A 27-year-old medical resident in general surgery is sexu-ally
harassed by two men – the chief resident and a staff
physician at the hospital. She feels trapped. When one
of the men’s actions escalates to assault, she struggles to
find the strength and courage to report it.
When she finally does, will the outcome harm her even more?
The story, a fictional composite based on real accounts in our
research, is agonizingly familiar. The outcome is often worse.
When sexual harassment and assault occur in the context of an
institution – a school, the military, a workplace – the behaviour
of institutional leaders can become a powerful force in how the
From Susan Fowler’s poor treatment by Uber’s human
resources department to the silence of non-abusive men in
Harvey Weinstein’s orbit, our most powerful institutions often act
Over 25 years, my students and others have amassed a substan-tial
body of empirical work revealing the real psychological and
physical harm that institutions can do to those they betray.
However, if institutions want to do the hard work, they can help
victims and prevent violence in the first place – by choosing cour-age
instead of betrayal.
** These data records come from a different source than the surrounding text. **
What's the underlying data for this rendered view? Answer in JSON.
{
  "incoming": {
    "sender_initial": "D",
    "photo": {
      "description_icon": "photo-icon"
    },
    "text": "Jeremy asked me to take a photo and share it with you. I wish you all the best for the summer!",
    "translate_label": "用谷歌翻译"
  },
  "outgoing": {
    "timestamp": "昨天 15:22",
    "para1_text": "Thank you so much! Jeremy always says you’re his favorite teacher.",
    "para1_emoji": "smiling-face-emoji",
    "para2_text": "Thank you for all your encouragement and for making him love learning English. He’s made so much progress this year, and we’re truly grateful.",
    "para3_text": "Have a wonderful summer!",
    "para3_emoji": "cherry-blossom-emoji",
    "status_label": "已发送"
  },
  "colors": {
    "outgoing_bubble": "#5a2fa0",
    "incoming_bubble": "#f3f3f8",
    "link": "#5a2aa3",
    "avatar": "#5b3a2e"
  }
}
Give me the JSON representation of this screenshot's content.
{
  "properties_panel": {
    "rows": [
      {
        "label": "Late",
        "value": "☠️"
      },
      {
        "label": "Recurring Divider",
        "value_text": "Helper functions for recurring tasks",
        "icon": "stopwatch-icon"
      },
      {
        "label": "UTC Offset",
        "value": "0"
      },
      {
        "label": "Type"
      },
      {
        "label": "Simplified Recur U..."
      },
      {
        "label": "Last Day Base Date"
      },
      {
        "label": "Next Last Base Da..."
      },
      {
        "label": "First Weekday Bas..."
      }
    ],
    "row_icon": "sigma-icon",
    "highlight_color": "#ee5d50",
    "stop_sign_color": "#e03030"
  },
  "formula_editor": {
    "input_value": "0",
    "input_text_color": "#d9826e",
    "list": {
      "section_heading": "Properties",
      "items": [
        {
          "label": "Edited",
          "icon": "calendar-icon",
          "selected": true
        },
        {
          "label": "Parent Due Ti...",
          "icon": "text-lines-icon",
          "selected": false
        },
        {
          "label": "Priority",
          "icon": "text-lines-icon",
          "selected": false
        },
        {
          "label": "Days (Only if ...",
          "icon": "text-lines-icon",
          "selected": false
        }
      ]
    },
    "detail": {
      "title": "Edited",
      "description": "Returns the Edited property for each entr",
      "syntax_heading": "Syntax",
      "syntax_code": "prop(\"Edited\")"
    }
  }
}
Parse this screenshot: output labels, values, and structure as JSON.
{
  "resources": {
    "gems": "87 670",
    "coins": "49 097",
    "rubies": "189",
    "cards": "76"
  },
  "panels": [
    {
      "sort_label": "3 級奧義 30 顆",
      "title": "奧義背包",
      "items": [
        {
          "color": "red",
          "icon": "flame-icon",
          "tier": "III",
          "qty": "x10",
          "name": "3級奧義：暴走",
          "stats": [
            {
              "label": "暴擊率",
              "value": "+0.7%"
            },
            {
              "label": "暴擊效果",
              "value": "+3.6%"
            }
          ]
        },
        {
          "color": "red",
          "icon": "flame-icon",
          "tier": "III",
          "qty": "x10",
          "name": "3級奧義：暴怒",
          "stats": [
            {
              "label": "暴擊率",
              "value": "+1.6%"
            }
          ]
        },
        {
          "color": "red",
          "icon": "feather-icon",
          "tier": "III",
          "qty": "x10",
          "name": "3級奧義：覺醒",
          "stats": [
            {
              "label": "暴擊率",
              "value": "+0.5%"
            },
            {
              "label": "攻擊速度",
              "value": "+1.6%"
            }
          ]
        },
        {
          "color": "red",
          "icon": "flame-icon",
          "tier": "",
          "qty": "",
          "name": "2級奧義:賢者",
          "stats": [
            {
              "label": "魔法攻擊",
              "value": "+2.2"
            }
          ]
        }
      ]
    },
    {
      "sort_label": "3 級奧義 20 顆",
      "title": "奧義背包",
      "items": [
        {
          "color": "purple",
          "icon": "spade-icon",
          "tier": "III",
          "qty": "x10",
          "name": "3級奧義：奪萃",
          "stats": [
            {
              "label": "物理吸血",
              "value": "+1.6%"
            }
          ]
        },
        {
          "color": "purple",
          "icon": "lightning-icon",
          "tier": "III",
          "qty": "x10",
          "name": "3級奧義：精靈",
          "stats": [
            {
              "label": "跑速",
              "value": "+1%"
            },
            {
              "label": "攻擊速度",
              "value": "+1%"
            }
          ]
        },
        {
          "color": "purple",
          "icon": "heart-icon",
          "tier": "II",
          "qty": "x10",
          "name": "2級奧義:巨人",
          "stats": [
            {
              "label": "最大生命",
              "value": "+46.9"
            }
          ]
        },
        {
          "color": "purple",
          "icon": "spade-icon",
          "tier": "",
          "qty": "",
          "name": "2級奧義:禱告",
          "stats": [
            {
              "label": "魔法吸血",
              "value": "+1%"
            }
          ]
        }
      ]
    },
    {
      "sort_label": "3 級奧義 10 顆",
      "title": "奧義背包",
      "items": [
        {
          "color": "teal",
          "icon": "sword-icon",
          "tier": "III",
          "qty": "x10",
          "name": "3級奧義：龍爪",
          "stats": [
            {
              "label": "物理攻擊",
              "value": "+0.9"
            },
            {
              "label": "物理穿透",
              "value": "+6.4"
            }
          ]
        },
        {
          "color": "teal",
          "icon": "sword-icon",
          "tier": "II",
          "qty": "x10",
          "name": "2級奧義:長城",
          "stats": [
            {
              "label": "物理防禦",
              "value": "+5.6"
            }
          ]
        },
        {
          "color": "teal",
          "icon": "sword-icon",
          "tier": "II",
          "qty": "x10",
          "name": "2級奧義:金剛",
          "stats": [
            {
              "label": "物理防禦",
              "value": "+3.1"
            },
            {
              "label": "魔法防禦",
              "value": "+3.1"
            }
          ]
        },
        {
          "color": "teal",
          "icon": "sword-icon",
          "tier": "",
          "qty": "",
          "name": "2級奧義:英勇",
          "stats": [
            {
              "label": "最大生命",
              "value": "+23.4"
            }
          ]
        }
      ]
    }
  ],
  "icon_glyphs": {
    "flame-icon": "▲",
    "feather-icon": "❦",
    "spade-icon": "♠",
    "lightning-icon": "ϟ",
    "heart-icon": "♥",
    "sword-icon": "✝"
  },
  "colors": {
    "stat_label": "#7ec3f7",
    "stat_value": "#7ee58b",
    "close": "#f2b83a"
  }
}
OFTEN BETRAY THEM
By Jennifer Freyd
begemot_30 / 123RF
HRPROFESSIONALNOW.CA ❚ CONFERENCE ISSUE 2019 ❚ 51